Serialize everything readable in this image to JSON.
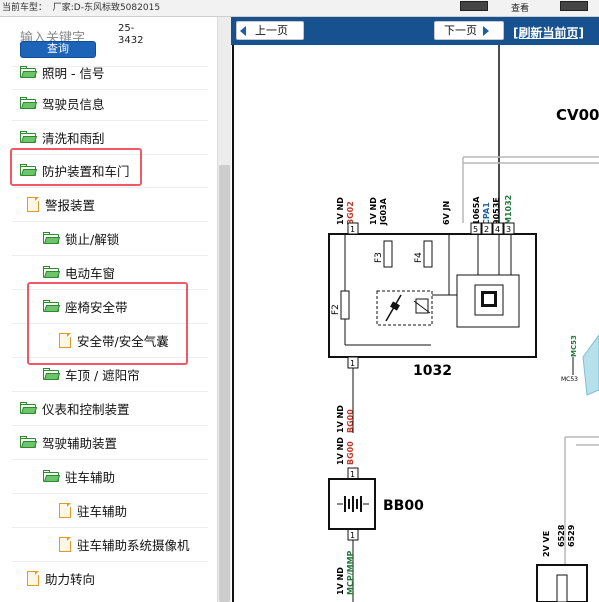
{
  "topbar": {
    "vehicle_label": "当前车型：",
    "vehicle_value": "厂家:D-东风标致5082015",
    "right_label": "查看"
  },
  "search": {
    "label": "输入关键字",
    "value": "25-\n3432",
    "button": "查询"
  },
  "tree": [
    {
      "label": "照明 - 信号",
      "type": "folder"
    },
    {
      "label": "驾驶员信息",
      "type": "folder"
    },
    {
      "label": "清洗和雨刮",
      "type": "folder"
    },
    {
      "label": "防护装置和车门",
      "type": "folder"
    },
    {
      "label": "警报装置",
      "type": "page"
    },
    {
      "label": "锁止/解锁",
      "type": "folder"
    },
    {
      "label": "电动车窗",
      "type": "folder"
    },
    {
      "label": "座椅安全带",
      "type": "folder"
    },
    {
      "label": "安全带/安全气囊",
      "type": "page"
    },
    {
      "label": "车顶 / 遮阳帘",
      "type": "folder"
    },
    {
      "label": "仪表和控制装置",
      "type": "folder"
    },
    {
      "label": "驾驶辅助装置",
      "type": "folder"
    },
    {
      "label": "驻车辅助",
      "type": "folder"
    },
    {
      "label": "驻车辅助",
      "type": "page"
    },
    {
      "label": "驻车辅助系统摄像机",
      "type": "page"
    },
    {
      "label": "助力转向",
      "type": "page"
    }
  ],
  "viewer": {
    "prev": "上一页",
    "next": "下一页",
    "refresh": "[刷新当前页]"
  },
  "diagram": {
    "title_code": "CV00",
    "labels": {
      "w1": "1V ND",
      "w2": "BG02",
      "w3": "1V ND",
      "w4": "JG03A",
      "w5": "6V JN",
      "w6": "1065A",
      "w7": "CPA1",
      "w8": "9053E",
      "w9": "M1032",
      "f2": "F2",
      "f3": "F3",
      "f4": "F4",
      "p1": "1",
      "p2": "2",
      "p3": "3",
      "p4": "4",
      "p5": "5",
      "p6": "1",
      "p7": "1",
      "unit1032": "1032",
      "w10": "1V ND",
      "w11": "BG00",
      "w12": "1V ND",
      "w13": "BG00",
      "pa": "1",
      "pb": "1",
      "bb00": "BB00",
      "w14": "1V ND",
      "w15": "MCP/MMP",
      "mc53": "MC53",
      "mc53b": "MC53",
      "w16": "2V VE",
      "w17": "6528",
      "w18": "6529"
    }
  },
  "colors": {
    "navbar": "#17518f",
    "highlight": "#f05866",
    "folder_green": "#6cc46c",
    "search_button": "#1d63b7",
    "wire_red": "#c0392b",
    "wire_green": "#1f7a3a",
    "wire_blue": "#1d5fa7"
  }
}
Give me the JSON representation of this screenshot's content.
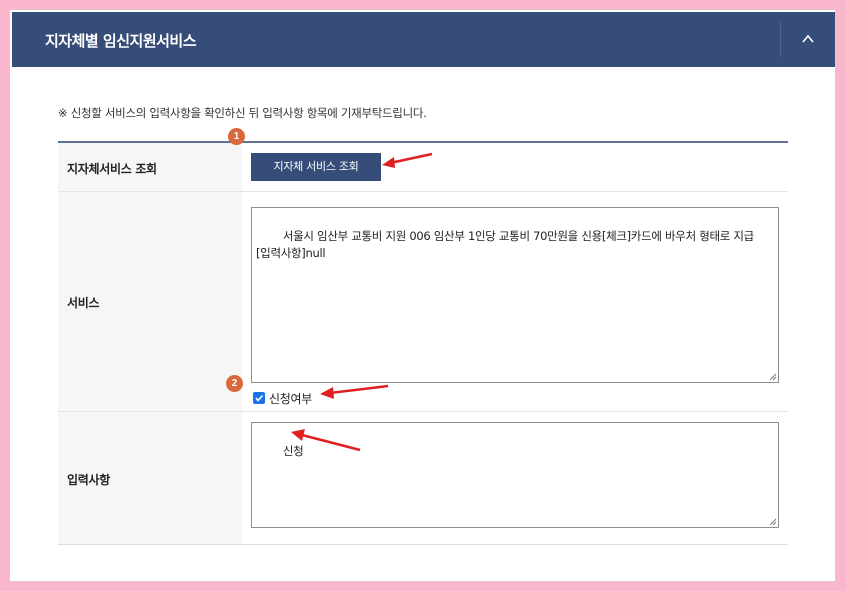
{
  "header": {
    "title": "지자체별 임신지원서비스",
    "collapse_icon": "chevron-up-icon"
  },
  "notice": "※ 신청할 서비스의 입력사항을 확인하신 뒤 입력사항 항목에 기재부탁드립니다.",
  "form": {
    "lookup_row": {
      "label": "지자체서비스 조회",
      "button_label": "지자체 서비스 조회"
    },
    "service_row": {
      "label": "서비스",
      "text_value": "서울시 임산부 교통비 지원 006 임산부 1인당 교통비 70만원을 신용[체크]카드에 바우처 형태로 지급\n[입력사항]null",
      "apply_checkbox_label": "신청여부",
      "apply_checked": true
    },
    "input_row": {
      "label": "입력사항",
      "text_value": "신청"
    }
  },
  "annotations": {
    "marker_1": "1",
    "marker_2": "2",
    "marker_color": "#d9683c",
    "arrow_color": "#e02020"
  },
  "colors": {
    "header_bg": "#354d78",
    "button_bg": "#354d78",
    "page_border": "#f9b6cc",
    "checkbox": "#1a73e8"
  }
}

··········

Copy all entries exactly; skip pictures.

Serialize everything readable in this image to JSON.
{
  "topbar": {
    "vehicle_label": "当前车型：",
    "vehicle_value": "厂家:D-东风标致5082015",
    "right_label": "查看"
  },
  "search": {
    "label": "输入关键字",
    "value": "25-\n3432",
    "button": "查询"
  },
  "tree": [
    {
      "label": "照明 - 信号",
      "type": "folder"
    },
    {
      "label": "驾驶员信息",
      "type": "folder"
    },
    {
      "label": "清洗和雨刮",
      "type": "folder"
    },
    {
      "label": "防护装置和车门",
      "type": "folder"
    },
    {
      "label": "警报装置",
      "type": "page"
    },
    {
      "label": "锁止/解锁",
      "type": "folder"
    },
    {
      "label": "电动车窗",
      "type": "folder"
    },
    {
      "label": "座椅安全带",
      "type": "folder"
    },
    {
      "label": "安全带/安全气囊",
      "type": "page"
    },
    {
      "label": "车顶 / 遮阳帘",
      "type": "folder"
    },
    {
      "label": "仪表和控制装置",
      "type": "folder"
    },
    {
      "label": "驾驶辅助装置",
      "type": "folder"
    },
    {
      "label": "驻车辅助",
      "type": "folder"
    },
    {
      "label": "驻车辅助",
      "type": "page"
    },
    {
      "label": "驻车辅助系统摄像机",
      "type": "page"
    },
    {
      "label": "助力转向",
      "type": "page"
    }
  ],
  "viewer": {
    "prev": "上一页",
    "next": "下一页",
    "refresh": "[刷新当前页]"
  },
  "diagram": {
    "title_code": "CV00",
    "labels": {
      "w1": "1V ND",
      "w2": "BG02",
      "w3": "1V ND",
      "w4": "JG03A",
      "w5": "6V JN",
      "w6": "1065A",
      "w7": "CPA1",
      "w8": "9053E",
      "w9": "M1032",
      "f2": "F2",
      "f3": "F3",
      "f4": "F4",
      "p1": "1",
      "p2": "2",
      "p3": "3",
      "p4": "4",
      "p5": "5",
      "p6": "1",
      "p7": "1",
      "unit1032": "1032",
      "w10": "1V ND",
      "w11": "BG00",
      "w12": "1V ND",
      "w13": "BG00",
      "pa": "1",
      "pb": "1",
      "bb00": "BB00",
      "w14": "1V ND",
      "w15": "MCP/MMP",
      "mc53": "MC53",
      "mc53b": "MC53",
      "w16": "2V VE",
      "w17": "6528",
      "w18": "6529"
    }
  },
  "colors": {
    "navbar": "#17518f",
    "highlight": "#f05866",
    "folder_green": "#6cc46c",
    "search_button": "#1d63b7",
    "wire_red": "#c0392b",
    "wire_green": "#1f7a3a",
    "wire_blue": "#1d5fa7"
  }
}
Give me the JSON representation of this screenshot's content.
{
  "header": {
    "title": "지자체별 임신지원서비스",
    "collapse_icon": "chevron-up-icon"
  },
  "notice": "※ 신청할 서비스의 입력사항을 확인하신 뒤 입력사항 항목에 기재부탁드립니다.",
  "form": {
    "lookup_row": {
      "label": "지자체서비스 조회",
      "button_label": "지자체 서비스 조회"
    },
    "service_row": {
      "label": "서비스",
      "text_value": "서울시 임산부 교통비 지원 006 임산부 1인당 교통비 70만원을 신용[체크]카드에 바우처 형태로 지급\n[입력사항]null",
      "apply_checkbox_label": "신청여부",
      "apply_checked": true
    },
    "input_row": {
      "label": "입력사항",
      "text_value": "신청"
    }
  },
  "annotations": {
    "marker_1": "1",
    "marker_2": "2",
    "marker_color": "#d9683c",
    "arrow_color": "#e02020"
  },
  "colors": {
    "header_bg": "#354d78",
    "button_bg": "#354d78",
    "page_border": "#f9b6cc",
    "checkbox": "#1a73e8"
  }
}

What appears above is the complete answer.